Maryland’s Medical Marijuana Business Seminar

Oct 09, 2014 Marijuana Policy Project, Maryland, Myfoxdc.com, National Cannabis Industry Association, Rachelle Yeung


Myfoxdc.com reported on a business seminar sponsored by the Marijuana Policy Project and the National Cannabis Industry Association yesterday to educate entrepreneurs about Maryland’s new medical marijuana law and growing industry.

The law allows state residents suffering from certain qualifying conditions to use marijuana, if recommended by a doctor. It also authorizes 15 licensed marijuana cultivators to operate in the state.

“For many patients we know that this is the best treatment for their conditions,” stated Rachelle Yeung, legislative analyst at the Marijuana Policy Project. “Since Maryland is only issuing 15 growing licenses, competition is fierce. This is a serious business,” she said.

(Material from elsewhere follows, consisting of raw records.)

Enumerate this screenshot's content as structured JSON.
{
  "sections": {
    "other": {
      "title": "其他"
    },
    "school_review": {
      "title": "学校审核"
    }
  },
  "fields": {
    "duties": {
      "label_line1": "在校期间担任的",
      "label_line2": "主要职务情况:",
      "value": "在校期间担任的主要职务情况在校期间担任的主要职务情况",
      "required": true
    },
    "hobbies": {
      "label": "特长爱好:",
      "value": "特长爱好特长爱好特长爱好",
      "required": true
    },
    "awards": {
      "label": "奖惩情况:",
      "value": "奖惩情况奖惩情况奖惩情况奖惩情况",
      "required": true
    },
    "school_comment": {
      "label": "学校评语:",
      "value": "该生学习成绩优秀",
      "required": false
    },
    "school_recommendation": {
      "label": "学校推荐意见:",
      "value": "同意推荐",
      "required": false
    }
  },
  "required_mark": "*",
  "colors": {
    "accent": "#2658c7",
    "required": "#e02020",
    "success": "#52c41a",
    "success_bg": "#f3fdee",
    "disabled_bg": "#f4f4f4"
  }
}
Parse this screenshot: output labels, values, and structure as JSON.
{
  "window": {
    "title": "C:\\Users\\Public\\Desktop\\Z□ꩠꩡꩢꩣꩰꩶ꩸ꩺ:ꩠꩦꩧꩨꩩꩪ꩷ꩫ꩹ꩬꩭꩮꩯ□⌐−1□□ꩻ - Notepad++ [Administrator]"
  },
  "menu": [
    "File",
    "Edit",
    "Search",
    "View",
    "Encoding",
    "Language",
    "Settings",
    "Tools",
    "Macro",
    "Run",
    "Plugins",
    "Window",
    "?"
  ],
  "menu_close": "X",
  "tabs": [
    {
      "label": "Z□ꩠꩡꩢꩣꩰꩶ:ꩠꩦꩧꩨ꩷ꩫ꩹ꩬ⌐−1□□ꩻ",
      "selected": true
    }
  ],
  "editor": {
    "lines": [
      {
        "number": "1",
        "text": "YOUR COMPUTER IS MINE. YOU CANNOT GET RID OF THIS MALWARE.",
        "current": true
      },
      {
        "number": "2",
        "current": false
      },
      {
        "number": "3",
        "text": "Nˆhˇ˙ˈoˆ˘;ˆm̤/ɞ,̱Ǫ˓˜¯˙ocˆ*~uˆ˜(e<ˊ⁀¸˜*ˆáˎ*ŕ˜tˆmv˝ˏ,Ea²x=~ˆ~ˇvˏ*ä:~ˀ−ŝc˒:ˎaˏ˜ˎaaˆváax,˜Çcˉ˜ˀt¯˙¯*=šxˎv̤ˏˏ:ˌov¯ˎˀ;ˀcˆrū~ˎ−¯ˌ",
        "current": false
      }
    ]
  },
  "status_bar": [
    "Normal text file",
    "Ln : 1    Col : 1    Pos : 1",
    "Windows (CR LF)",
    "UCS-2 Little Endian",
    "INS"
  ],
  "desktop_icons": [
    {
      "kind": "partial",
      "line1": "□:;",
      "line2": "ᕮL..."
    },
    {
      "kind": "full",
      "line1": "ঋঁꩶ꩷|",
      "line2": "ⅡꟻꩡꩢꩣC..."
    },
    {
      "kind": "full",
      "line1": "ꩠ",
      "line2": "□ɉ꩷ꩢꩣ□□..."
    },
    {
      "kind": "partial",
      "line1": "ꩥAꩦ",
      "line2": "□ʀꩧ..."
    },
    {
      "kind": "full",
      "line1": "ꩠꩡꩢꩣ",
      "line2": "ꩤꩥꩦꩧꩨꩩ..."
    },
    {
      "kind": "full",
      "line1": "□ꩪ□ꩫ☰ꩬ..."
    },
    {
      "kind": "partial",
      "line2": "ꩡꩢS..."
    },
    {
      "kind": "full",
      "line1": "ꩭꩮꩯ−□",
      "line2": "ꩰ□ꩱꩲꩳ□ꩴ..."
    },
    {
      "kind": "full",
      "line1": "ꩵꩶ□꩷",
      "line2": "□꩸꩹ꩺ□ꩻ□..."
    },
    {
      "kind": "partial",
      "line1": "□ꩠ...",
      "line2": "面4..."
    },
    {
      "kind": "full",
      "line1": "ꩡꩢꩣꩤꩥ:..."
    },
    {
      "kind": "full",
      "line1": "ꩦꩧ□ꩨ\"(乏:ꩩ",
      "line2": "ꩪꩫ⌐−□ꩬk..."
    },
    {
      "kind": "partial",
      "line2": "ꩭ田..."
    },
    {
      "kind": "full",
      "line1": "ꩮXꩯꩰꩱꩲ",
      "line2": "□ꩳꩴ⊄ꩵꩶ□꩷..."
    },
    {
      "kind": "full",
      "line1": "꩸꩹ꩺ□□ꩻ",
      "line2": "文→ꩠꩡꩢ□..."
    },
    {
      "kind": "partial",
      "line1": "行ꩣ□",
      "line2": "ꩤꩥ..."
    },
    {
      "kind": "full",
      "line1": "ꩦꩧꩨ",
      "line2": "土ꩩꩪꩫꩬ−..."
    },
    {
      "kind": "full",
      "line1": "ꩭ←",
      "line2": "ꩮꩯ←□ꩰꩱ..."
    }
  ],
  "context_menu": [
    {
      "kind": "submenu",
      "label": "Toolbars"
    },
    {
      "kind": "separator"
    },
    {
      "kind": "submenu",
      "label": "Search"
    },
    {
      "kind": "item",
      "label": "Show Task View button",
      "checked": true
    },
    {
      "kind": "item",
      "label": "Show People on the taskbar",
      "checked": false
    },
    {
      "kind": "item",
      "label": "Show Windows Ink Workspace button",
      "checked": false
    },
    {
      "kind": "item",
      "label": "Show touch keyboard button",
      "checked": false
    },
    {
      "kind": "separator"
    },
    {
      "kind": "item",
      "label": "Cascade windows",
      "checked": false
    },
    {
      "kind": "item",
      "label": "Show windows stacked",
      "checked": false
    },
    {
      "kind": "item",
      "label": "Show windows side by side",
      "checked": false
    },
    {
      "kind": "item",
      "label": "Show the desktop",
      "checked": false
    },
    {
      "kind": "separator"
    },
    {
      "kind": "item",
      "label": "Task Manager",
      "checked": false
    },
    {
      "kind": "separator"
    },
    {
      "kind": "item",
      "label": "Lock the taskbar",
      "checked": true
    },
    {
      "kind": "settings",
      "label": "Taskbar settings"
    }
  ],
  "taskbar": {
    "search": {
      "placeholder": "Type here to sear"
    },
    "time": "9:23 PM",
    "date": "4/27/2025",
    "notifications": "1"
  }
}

Maryland has rules in place covering banking, product safety, and where dispensaries can be located. Put simply, the medical marijuana business industry will be well regulated and efficient. However, for those looking to operate, it will not be an inexpensive business venture. The overall price — including the $125,000 to get in the business, $40,000 to run a dispensary, and up to $6,000 in application fees — amounts to a little less than $200,000.

[caption id="attachment_8178" align="alignright" width="300"] Jamie Raskin[/caption]

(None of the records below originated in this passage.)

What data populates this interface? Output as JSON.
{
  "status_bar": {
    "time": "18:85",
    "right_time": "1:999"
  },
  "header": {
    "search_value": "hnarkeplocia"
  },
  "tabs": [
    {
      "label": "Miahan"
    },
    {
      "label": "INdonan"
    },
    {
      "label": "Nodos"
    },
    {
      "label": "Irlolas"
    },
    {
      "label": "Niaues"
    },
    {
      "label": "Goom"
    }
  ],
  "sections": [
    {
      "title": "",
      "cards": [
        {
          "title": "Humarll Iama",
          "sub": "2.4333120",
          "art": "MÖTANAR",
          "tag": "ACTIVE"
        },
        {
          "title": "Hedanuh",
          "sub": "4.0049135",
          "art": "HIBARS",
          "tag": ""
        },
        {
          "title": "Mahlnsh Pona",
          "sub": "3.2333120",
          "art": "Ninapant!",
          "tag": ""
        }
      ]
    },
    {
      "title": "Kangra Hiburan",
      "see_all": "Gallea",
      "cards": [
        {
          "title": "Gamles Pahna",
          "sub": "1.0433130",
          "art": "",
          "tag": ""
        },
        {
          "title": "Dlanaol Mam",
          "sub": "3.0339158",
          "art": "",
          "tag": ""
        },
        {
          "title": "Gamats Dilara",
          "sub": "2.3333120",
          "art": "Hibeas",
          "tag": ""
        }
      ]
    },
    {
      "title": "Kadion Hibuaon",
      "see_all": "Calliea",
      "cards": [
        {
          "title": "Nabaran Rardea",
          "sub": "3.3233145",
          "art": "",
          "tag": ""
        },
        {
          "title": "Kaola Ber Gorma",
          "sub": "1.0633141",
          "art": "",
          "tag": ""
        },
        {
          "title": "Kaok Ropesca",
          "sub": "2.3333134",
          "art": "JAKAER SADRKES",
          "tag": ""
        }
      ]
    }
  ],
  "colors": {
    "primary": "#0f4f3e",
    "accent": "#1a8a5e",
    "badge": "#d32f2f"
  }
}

According to Maryland State Senator Jamie Raskin, the high cost helps determine who is serious about entering the medical marijuana industry and financially able to maintain the strictest professional standards. Such requirements were designed by lawmakers to ensure a safe and tightly controlled medical marijuana system, yet there are valid criticisms that they create barriers of entry for poor communities or people who have previously been victimized by the war on marijuana.

Medical marijuana applications for the 15 growing licenses are expected to be collected at the beginning of 2015, and the first patients could start receiving their medication by early 2016.